Award-winning author Peter Temple has worked as a journalist, editor and teacher of journalism and editing. He has just been named joint-winner of the NED KELLY AWARD FOR BEST CRIME NOVEL 2001 for DEAD POINT. This is his second win in a row -- SHOOTING STAR won last year -- and his third Ned Kelly Award. 'Temple's work is spare, deeply ironic; his wit, like the local beer, as cold as a dental anaesthetic' - THE AUSTRALIAN 'Temple is as dark and mean, as cool and as mesmerising, as any James Ellroy or Elmore Leonard' - THE AGE
Former South African mercenary Con Niemand stumbles upon a politically explosive videotape in this fast-paced thriller. Among the many characters crossing paths with Con as he tries to auction off his find are John Anselm, a former journalist, once held hostage in the Middle East, now working for a surveillance agency in Hamburg, and Caroline Wishart, a London reporter specializing in sensational stories. Australian Temple illustrates how, in the post-Cold War world, information can be as deadly as weapons. His exciting yarn is reminiscent of Jack Higgins and Gerald Seymour at their best, with a dash of Ken Follett sexiness, though the numerous characters and settings demand close attention. Nicholas Bell provides a spirited reading, with a plethora of convincing accents. Highly recommended for popular collections.-Michael Adams, CUNY Graduate Ctr. Copyright 2007 Reed Business Information.
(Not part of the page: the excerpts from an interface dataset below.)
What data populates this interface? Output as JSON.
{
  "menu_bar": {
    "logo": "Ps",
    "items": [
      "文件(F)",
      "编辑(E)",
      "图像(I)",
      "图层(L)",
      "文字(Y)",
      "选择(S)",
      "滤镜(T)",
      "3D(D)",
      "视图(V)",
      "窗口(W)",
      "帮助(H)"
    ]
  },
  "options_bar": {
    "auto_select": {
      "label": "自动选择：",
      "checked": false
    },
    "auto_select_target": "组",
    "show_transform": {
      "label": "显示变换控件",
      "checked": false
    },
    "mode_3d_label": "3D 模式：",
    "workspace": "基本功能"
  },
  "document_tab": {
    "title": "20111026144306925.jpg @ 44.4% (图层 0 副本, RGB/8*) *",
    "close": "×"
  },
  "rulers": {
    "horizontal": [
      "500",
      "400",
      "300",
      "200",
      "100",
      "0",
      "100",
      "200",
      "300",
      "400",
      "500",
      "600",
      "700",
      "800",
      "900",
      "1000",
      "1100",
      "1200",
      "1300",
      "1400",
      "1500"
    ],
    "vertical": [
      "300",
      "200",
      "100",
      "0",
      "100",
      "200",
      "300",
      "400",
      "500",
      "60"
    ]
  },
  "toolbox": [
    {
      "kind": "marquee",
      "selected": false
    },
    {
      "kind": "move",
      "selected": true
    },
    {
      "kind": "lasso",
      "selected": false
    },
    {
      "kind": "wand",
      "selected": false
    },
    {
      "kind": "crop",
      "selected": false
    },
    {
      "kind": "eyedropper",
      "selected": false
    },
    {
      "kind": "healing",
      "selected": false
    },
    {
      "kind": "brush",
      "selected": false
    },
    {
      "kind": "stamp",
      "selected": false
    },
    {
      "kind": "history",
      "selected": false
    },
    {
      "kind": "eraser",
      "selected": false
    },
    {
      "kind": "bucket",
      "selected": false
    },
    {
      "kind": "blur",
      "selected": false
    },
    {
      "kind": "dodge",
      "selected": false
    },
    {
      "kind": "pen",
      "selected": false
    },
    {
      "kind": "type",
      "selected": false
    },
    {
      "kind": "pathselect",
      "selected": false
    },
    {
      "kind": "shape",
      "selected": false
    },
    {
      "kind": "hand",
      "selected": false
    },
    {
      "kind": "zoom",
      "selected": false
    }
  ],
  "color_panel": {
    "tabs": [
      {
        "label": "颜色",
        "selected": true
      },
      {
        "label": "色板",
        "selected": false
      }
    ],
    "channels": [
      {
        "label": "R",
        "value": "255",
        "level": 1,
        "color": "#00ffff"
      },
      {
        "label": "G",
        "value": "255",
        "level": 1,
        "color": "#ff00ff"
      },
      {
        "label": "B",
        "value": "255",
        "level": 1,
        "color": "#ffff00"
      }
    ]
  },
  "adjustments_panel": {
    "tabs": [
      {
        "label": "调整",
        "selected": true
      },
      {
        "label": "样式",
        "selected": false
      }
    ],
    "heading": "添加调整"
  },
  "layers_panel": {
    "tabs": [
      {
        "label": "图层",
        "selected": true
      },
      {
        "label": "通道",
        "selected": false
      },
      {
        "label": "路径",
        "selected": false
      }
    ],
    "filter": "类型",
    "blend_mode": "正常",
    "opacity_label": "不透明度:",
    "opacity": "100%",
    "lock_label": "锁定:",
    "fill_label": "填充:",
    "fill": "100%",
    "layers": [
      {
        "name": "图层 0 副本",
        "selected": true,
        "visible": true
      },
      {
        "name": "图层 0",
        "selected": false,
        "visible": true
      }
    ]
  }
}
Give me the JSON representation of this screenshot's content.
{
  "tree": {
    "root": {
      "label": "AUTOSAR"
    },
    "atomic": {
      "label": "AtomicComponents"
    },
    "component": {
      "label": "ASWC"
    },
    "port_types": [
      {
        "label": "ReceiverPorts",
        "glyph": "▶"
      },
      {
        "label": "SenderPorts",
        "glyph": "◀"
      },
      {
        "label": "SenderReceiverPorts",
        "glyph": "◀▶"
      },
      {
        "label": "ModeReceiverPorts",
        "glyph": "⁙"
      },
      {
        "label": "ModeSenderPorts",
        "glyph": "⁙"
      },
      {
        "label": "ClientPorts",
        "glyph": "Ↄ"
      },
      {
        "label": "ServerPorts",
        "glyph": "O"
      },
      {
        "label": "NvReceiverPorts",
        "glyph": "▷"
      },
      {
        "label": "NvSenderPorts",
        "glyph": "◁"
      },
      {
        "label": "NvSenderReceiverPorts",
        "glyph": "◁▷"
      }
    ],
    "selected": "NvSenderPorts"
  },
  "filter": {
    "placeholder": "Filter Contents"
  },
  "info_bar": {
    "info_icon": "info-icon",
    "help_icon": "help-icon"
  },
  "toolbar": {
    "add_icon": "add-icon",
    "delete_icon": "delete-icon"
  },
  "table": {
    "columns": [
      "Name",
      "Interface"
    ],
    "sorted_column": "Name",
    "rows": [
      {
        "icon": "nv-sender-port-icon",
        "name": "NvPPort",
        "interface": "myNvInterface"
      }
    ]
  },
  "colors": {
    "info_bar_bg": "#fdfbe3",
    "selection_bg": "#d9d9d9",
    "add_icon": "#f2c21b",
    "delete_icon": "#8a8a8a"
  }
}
This is the sixth novel from three-time Ned Kelly award-winning crime writer Peter Temple. Whereas Temple's previous books have all been based in Melbourne, where his character Jack Irish flourishes, In the Evil Day is set outside of Australia. This is new ground for Temple: an international action novel, the plot ricocheting between Temple's native South Africa, Hamburg, America and Great Britain. South African Con Niemand is an ex-mercenary who through bloody circumstances comes into possession of a video showing American troops `dispatching' African villagers. He flees to the UK but unbeknown to him the video is far more than it seems and he finds himself the target of a lethal manhunt. Former Beirut hostage John Anselm, a burnt-out war correspondent, is patching his life and memory back together in Hamburg, employed by a shady surveillance company. Through a series of murky threads their paths are destined to cross with terrible consequences. This is Temple's most ambitious novel to date and it succeeds on all levels. The detailed plotting never fails and the pace is relentless. This is no mundane thriller with cardboard characters but a tightly written violent drama laced with Temple's pithy dialogue and taut scenes. David Honeybone is editor of Crime Factory magazine. C. 2002 Thorpe-Bowker and contributors